# Required action
Set down all of the records word for word.

Top of Data section

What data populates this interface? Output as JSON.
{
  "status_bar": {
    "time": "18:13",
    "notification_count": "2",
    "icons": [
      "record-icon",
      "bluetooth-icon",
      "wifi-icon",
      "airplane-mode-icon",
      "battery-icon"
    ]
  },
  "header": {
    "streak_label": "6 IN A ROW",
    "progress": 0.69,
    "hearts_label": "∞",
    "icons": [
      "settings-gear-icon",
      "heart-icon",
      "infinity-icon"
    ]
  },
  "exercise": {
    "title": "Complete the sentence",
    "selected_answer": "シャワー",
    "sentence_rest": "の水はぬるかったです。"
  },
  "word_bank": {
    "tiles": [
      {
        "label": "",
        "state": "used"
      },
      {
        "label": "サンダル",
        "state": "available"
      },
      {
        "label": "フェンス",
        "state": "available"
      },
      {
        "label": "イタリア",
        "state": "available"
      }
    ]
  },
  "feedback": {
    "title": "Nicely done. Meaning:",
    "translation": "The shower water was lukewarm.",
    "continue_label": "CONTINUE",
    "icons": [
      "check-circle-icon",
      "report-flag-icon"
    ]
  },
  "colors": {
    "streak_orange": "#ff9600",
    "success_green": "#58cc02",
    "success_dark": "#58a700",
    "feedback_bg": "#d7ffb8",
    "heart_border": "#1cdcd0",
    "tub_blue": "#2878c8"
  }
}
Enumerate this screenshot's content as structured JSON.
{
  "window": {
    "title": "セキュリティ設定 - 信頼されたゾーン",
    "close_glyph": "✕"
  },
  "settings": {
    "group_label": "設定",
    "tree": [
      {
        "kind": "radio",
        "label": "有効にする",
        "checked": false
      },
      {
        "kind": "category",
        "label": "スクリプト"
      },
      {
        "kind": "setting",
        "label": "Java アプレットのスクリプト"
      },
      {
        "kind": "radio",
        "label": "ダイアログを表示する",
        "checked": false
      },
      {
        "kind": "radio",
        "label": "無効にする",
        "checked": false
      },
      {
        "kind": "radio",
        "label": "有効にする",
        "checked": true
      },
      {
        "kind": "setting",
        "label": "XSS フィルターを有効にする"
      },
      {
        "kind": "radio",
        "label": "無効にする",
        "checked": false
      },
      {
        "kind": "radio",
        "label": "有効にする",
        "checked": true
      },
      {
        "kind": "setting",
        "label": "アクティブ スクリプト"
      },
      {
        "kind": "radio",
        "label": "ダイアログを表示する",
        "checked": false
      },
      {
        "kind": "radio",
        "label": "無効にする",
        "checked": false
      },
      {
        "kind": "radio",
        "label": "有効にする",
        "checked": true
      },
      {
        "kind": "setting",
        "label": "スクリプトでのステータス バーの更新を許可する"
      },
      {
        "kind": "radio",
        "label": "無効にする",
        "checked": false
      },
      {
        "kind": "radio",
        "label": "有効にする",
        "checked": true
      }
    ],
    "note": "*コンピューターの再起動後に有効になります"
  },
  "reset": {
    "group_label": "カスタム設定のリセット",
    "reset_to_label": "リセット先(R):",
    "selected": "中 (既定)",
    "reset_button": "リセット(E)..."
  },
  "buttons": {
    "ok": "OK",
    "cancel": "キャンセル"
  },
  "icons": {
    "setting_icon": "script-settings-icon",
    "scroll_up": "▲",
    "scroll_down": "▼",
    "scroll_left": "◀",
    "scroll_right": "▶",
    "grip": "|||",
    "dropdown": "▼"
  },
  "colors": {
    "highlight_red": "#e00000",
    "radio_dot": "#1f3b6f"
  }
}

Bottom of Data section

# Output of the task
What data populates this interface? Output as JSON.
{
  "status_bar": {
    "time": "18:13",
    "notification_count": "2",
    "icons": [
      "record-icon",
      "bluetooth-icon",
      "wifi-icon",
      "airplane-mode-icon",
      "battery-icon"
    ]
  },
  "header": {
    "streak_label": "6 IN A ROW",
    "progress": 0.69,
    "hearts_label": "∞",
    "icons": [
      "settings-gear-icon",
      "heart-icon",
      "infinity-icon"
    ]
  },
  "exercise": {
    "title": "Complete the sentence",
    "selected_answer": "シャワー",
    "sentence_rest": "の水はぬるかったです。"
  },
  "word_bank": {
    "tiles": [
      {
        "label": "",
        "state": "used"
      },
      {
        "label": "サンダル",
        "state": "available"
      },
      {
        "label": "フェンス",
        "state": "available"
      },
      {
        "label": "イタリア",
        "state": "available"
      }
    ]
  },
  "feedback": {
    "title": "Nicely done. Meaning:",
    "translation": "The shower water was lukewarm.",
    "continue_label": "CONTINUE",
    "icons": [
      "check-circle-icon",
      "report-flag-icon"
    ]
  },
  "colors": {
    "streak_orange": "#ff9600",
    "success_green": "#58cc02",
    "success_dark": "#58a700",
    "feedback_bg": "#d7ffb8",
    "heart_border": "#1cdcd0",
    "tub_blue": "#2878c8"
  }
}
Enumerate this screenshot's content as structured JSON.
{
  "window": {
    "title": "セキュリティ設定 - 信頼されたゾーン",
    "close_glyph": "✕"
  },
  "settings": {
    "group_label": "設定",
    "tree": [
      {
        "kind": "radio",
        "label": "有効にする",
        "checked": false
      },
      {
        "kind": "category",
        "label": "スクリプト"
      },
      {
        "kind": "setting",
        "label": "Java アプレットのスクリプト"
      },
      {
        "kind": "radio",
        "label": "ダイアログを表示する",
        "checked": false
      },
      {
        "kind": "radio",
        "label": "無効にする",
        "checked": false
      },
      {
        "kind": "radio",
        "label": "有効にする",
        "checked": true
      },
      {
        "kind": "setting",
        "label": "XSS フィルターを有効にする"
      },
      {
        "kind": "radio",
        "label": "無効にする",
        "checked": false
      },
      {
        "kind": "radio",
        "label": "有効にする",
        "checked": true
      },
      {
        "kind": "setting",
        "label": "アクティブ スクリプト"
      },
      {
        "kind": "radio",
        "label": "ダイアログを表示する",
        "checked": false
      },
      {
        "kind": "radio",
        "label": "無効にする",
        "checked": false
      },
      {
        "kind": "radio",
        "label": "有効にする",
        "checked": true
      },
      {
        "kind": "setting",
        "label": "スクリプトでのステータス バーの更新を許可する"
      },
      {
        "kind": "radio",
        "label": "無効にする",
        "checked": false
      },
      {
        "kind": "radio",
        "label": "有効にする",
        "checked": true
      }
    ],
    "note": "*コンピューターの再起動後に有効になります"
  },
  "reset": {
    "group_label": "カスタム設定のリセット",
    "reset_to_label": "リセット先(R):",
    "selected": "中 (既定)",
    "reset_button": "リセット(E)..."
  },
  "buttons": {
    "ok": "OK",
    "cancel": "キャンセル"
  },
  "icons": {
    "setting_icon": "script-settings-icon",
    "scroll_up": "▲",
    "scroll_down": "▼",
    "scroll_left": "◀",
    "scroll_right": "▶",
    "grip": "|||",
    "dropdown": "▼"
  },
  "colors": {
    "highlight_red": "#e00000",
    "radio_dot": "#1f3b6f"
  }
}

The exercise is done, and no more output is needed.